Last weekend, a bunch of us took the bus down to Busan to enjoy the almost-summer temperatures and check out the annual sand festival. Quite a few professional sculptors were reported to be there, though we only saw one actually making something, and the range of distractions on the beach itself were quickly exhausted. We then found out that there was a separate sand sculpture competition open to the public, and immediately set to with shovel and hose to pack the loose sand down into a mound that we could carve something out of. There had been some heated discussion earlier as to what we’d make, but we settled on a dragon given that we’d come from Yongin (the Yong, 용/龍, means “dragon”) – it acquired a soju bottle, clouds and a mugunghwa (무궁화; Hibiscus syriacus) somewhere in the construction process.
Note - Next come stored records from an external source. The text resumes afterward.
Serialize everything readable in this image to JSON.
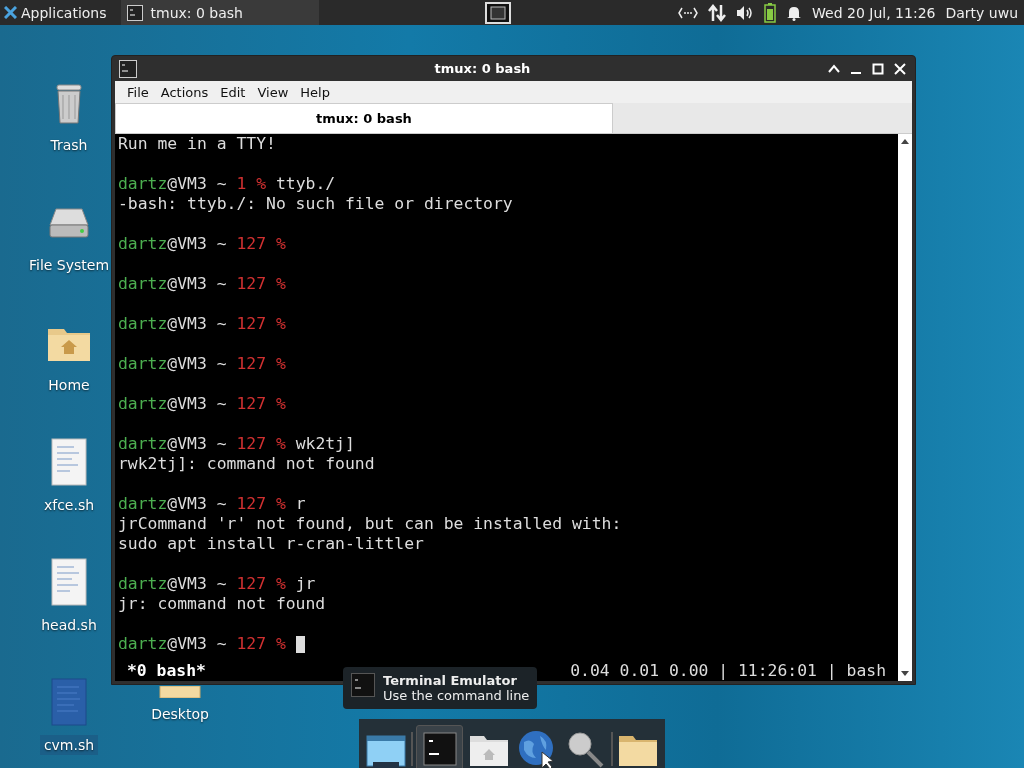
{
  "panel": {
    "applications": "Applications",
    "tasks": [
      {
        "label": "tmux: 0 bash",
        "selected": true
      }
    ],
    "clock": "Wed 20 Jul, 11:26",
    "user": "Darty uwu"
  },
  "desktop_icons": [
    {
      "kind": "trash",
      "label": "Trash",
      "selected": false
    },
    {
      "kind": "drive",
      "label": "File System",
      "selected": false
    },
    {
      "kind": "home",
      "label": "Home",
      "selected": false
    },
    {
      "kind": "script",
      "label": "xfce.sh",
      "selected": false
    },
    {
      "kind": "script",
      "label": "head.sh",
      "selected": false
    },
    {
      "kind": "bluedoc",
      "label": "cvm.sh",
      "selected": true
    },
    {
      "kind": "folder",
      "label": "Desktop",
      "selected": false
    }
  ],
  "window": {
    "title": "tmux: 0 bash",
    "menu": [
      "File",
      "Actions",
      "Edit",
      "View",
      "Help"
    ],
    "tabs": [
      {
        "label": "tmux: 0 bash",
        "selected": true
      }
    ],
    "terminal": [
      {
        "kind": "output",
        "text": "Run me in a TTY!"
      },
      {
        "kind": "blank"
      },
      {
        "kind": "prompt",
        "user": "dartz",
        "host": "@VM3 ~ ",
        "status": "1 %",
        "command": "ttyb./"
      },
      {
        "kind": "output",
        "text": "-bash: ttyb./: No such file or directory"
      },
      {
        "kind": "blank"
      },
      {
        "kind": "prompt",
        "user": "dartz",
        "host": "@VM3 ~ ",
        "status": "127 %"
      },
      {
        "kind": "blank"
      },
      {
        "kind": "prompt",
        "user": "dartz",
        "host": "@VM3 ~ ",
        "status": "127 %"
      },
      {
        "kind": "blank"
      },
      {
        "kind": "prompt",
        "user": "dartz",
        "host": "@VM3 ~ ",
        "status": "127 %"
      },
      {
        "kind": "blank"
      },
      {
        "kind": "prompt",
        "user": "dartz",
        "host": "@VM3 ~ ",
        "status": "127 %"
      },
      {
        "kind": "blank"
      },
      {
        "kind": "prompt",
        "user": "dartz",
        "host": "@VM3 ~ ",
        "status": "127 %"
      },
      {
        "kind": "blank"
      },
      {
        "kind": "prompt",
        "user": "dartz",
        "host": "@VM3 ~ ",
        "status": "127 %",
        "command": "wk2tj]"
      },
      {
        "kind": "output",
        "text": "rwk2tj]: command not found"
      },
      {
        "kind": "blank"
      },
      {
        "kind": "prompt",
        "user": "dartz",
        "host": "@VM3 ~ ",
        "status": "127 %",
        "command": "r"
      },
      {
        "kind": "output",
        "text": "jrCommand 'r' not found, but can be installed with:"
      },
      {
        "kind": "output",
        "text": "sudo apt install r-cran-littler"
      },
      {
        "kind": "blank"
      },
      {
        "kind": "prompt",
        "user": "dartz",
        "host": "@VM3 ~ ",
        "status": "127 %",
        "command": "jr"
      },
      {
        "kind": "output",
        "text": "jr: command not found"
      },
      {
        "kind": "blank"
      },
      {
        "kind": "prompt",
        "user": "dartz",
        "host": "@VM3 ~ ",
        "status": "127 %",
        "cursor": true
      }
    ],
    "tmux_status": {
      "left": "*0 bash*",
      "right": "0.04 0.01 0.00 | 11:26:01 | bash"
    }
  },
  "tooltip": {
    "title": "Terminal Emulator",
    "subtitle": "Use the command line"
  },
  "dock": [
    {
      "kind": "desktop",
      "selected": false
    },
    {
      "kind": "separator"
    },
    {
      "kind": "terminal",
      "selected": true
    },
    {
      "kind": "home",
      "selected": false
    },
    {
      "kind": "globe",
      "selected": false
    },
    {
      "kind": "search",
      "selected": false
    },
    {
      "kind": "separator"
    },
    {
      "kind": "folder",
      "selected": false
    }
  ]
}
As we toiled away, a steady stream of well-wishers came and admired our handiwork (including a few event photographers) – but we didn’t end up winning any of the prizes.
With no events on Sunday (unless we felt like building another sculpture), we ventured underground to the Busan Aquarium – home to countless sea creatures and host to countless scampering kids. It turned out to be extremely difficult to take reasonable photographs due to a combination of low light, moving fish, dirty glass, curved tanks and harsh reflections, but I managed a few. We were mesmerised by the mudskippers for quite a while, watching them hop about their beach and defend their territories against wanderers, and distressed by the tiny enclosures for the seals and Pacific giant octopus. We had to cut our time in the shark/ray area a little short due to transport timetabling, but left pretty much as enriched as one can be having just visited a bunch of animals.